ASSIGNMENT: Your task is to copy every line of the entries that contains "written".

(Excerpts from a dataset)
[Start of Attachment]

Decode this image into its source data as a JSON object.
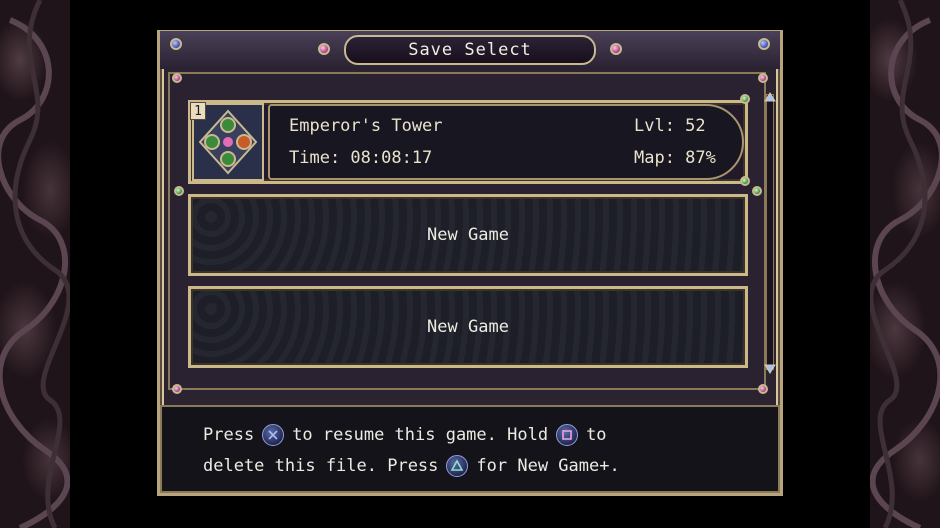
{
  "title": "Save Select",
  "slots": [
    {
      "number": "1",
      "location": "Emperor's Tower",
      "time": "Time: 08:08:17",
      "level": "Lvl: 52",
      "map": "Map: 87%"
    },
    {
      "label": "New Game"
    },
    {
      "label": "New Game"
    }
  ],
  "help": {
    "line1_a": "Press",
    "line1_b": "to resume this game. Hold",
    "line1_c": "to",
    "line2_a": "delete this file. Press",
    "line2_b": "for New Game+."
  },
  "icons": {
    "cross": "cross-button-icon",
    "square": "square-button-icon",
    "triangle": "triangle-button-icon"
  },
  "colors": {
    "frame_gold": "#cbb98a",
    "panel_dark": "#2b2430",
    "text": "#ecebe2",
    "gem_blue": "#3a4aa8",
    "gem_pink": "#a83a7c",
    "gem_green": "#3a8a3a"
  }
}
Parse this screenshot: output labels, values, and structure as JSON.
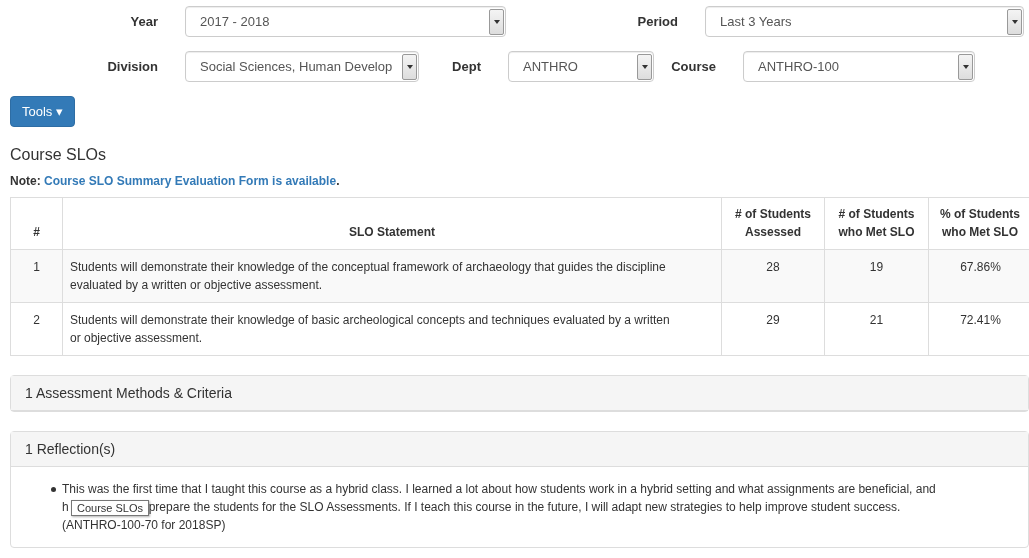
{
  "filters": [
    {
      "label": "Year",
      "value": "2017 - 2018"
    },
    {
      "label": "Period",
      "value": "Last 3 Years"
    },
    {
      "label": "Division",
      "value": "Social Sciences, Human Develop"
    },
    {
      "label": "Dept",
      "value": "ANTHRO"
    },
    {
      "label": "Course",
      "value": "ANTHRO-100"
    }
  ],
  "tools_button": {
    "label": "Tools",
    "caret": "▾"
  },
  "section_title": "Course SLOs",
  "note": {
    "label": "Note:",
    "link": "Course SLO Summary Evaluation Form is available",
    "end": "."
  },
  "table": {
    "columns": [
      "#",
      "SLO Statement",
      "# of Students Assessed",
      "# of Students who Met SLO",
      "% of Students who Met SLO"
    ],
    "rows": [
      [
        "1",
        "Students will demonstrate their knowledge of the conceptual framework of archaeology that guides the discipline evaluated by a written or objective assessment.",
        "28",
        "19",
        "67.86%"
      ],
      [
        "2",
        "Students will demonstrate their knowledge of basic archeological concepts and techniques evaluated by a written or objective assessment.",
        "29",
        "21",
        "72.41%"
      ]
    ]
  },
  "panels": [
    {
      "title": "1 Assessment Methods & Criteria",
      "expanded": false
    },
    {
      "title": "1 Reflection(s)",
      "expanded": true,
      "items": [
        {
          "line_1": "This was the first time that I taught this course as a hybrid class. I learned a lot about how students work in a hybrid setting and what assignments are beneficial, and",
          "line_2_start": "h",
          "line_2_end": "prepare the students for the SLO Assessments. If I teach this course in the future, I will adapt new strategies to help improve student success.",
          "line_3": "(ANTHRO-100-70 for 2018SP)"
        }
      ]
    }
  ],
  "tooltip": "Course SLOs"
}
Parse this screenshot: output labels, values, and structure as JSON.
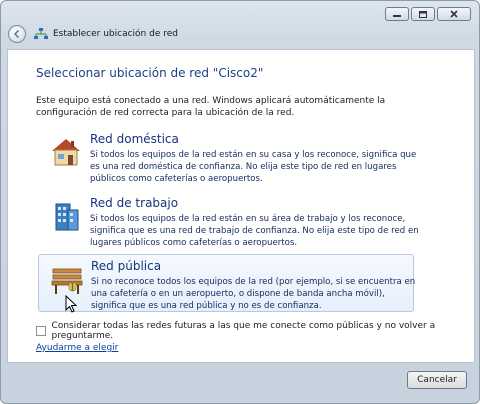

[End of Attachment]

OUTPUT FOR THIS EXERCISE:
        "Students will demonstrate their knowledge of the conceptual framework of archaeology that guides the discipline evaluated by a written or objective assessment.",
        "Students will demonstrate their knowledge of basic archeological concepts and techniques evaluated by a written or objective assessment.",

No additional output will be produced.